I am making some assumptions based on how I see twitter working. I have little information about how it is architected apart from some posts that suggests that it is running ruby on rails with MySQL?

Twitter is in the rare category where there is a very large number of data being added. There should be no updates (except to user information but there should be relatively very small amount of that). There is no need for transactionality. If I guess right, it should be a large amount of inserts and selects.

While a relational database is probably the only viable choice for the time being, I think that twitter can scale and perform better if all the extra bits of a relational database system was removed.

I love challenges like this. Technical ones are easier 😉

If I didn’t have a lifetime job, I would prototype this in a bit more depth. Garry pointed me in the direction of Hadoop. Having had a quick look at it, it can take care of the infrastructure, clustering and massive horizontal scaling requirements.

Now for the data layer on top. How to store and retrieve the data. HBase is probably a good option but doing it manually should be fairly straightforward too.

From my limited understanding of twitter, there are two key pieces of functionality, the timelines and search.

The timelines can be solved by storing each tweet as a file within a directory structure. My tweets would go into


The filename would be <username>-<timestamp>

For the public timeline, you just have a similar folder structure, but with the timestamp, for example, the timestamp 1236158897 would go into the following structure as a symlink


For search, pick up each word in the tweet and pop the tweet as a symlink into that folder. You could have a folder per word or follow the structure above.

/t/w/i/t/t/e/r/<username>-<timestamp> OR


You would then have an application running on top with a distributed cache with an API to ease access into the data easier than direct file access.
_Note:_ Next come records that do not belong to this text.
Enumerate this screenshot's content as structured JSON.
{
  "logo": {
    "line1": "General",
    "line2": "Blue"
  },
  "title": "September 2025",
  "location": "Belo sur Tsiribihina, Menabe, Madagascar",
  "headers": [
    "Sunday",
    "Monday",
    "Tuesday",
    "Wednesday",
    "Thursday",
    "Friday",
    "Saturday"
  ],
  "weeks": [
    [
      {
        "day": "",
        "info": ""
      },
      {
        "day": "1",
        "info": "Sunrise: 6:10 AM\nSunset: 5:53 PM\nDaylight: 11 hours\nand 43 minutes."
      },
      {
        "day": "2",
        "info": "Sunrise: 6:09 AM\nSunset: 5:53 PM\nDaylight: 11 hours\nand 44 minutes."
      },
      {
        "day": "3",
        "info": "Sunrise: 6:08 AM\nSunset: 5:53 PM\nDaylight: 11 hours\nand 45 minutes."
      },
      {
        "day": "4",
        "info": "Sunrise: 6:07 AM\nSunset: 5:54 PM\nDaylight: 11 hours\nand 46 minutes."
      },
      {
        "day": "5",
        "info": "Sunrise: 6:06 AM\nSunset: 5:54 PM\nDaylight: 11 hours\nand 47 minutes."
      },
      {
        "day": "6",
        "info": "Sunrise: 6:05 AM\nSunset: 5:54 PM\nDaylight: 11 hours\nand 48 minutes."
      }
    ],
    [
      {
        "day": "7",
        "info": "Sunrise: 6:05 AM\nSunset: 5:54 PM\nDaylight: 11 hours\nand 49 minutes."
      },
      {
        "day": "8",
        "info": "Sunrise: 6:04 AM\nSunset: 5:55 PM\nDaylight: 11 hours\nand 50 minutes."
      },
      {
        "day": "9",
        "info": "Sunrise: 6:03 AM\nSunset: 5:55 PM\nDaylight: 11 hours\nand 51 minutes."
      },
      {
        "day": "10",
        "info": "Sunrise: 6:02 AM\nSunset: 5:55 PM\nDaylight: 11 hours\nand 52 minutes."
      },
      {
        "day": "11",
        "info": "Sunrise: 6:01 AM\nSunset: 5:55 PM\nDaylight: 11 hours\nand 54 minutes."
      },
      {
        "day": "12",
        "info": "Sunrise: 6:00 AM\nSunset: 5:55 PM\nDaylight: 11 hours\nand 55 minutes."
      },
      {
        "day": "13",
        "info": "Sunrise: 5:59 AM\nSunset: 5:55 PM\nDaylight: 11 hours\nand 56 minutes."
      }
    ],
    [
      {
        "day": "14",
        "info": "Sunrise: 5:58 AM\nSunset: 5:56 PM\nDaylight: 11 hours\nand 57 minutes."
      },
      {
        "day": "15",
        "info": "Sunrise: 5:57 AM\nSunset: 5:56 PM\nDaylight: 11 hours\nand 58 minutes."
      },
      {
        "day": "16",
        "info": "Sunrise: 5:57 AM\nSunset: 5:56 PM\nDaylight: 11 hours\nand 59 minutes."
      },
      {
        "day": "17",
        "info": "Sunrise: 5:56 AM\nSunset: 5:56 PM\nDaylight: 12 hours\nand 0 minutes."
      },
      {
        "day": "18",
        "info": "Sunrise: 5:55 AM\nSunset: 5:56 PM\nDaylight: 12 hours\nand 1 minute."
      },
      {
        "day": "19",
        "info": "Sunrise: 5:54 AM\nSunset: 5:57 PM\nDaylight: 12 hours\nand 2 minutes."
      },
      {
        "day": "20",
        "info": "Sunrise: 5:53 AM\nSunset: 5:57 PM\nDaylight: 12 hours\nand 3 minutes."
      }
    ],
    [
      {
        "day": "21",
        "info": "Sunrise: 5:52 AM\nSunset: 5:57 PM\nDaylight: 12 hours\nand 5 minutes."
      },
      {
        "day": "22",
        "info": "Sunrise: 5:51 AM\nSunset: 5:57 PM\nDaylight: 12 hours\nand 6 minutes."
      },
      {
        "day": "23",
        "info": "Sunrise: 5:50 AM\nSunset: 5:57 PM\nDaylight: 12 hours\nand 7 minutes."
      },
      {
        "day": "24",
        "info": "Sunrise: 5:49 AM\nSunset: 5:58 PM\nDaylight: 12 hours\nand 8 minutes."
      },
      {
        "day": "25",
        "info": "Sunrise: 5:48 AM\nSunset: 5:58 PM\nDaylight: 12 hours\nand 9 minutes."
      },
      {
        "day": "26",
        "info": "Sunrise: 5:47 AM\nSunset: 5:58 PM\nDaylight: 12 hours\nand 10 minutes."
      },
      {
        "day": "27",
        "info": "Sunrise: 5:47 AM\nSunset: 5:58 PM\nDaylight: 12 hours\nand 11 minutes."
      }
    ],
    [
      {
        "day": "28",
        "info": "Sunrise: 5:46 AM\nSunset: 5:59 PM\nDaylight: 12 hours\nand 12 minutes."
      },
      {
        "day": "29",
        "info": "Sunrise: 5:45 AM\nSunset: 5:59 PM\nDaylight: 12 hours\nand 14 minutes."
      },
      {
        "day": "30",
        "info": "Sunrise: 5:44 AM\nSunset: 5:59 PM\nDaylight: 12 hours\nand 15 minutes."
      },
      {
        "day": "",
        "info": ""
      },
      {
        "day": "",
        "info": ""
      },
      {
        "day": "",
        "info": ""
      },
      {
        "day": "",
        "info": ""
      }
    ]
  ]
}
Running on Linux, the kernel will take care of the large part of the automatic caching and buffering as long as there is enough RAM on the box.

This can in theory be done without Hadoop in between and separating the directory structures across multiple servers but that can have complications of its own, especially with adding and removing boxes for scalability.

You are also likely to run into issues with the number of files / sub-directories limits but they can be solved by ‘archiving’ – multiple options for that too…

Thinking about this problem brought me back to the good old days of working on the search mechanism within We needed the site to deal with a large number of searches on limited hardware when the project was still classified as a pilot.

With some hard work and experimentation, we were able to reduce the search time to a tenth of the original time.

I’ll admit that I don’t know the details or the intricacies of the requirements that twitter has. I have probably over-simplified the problem but it was still fun to think about. If you can think of problems with this – let me know; I wanna turn them into opportunities 😉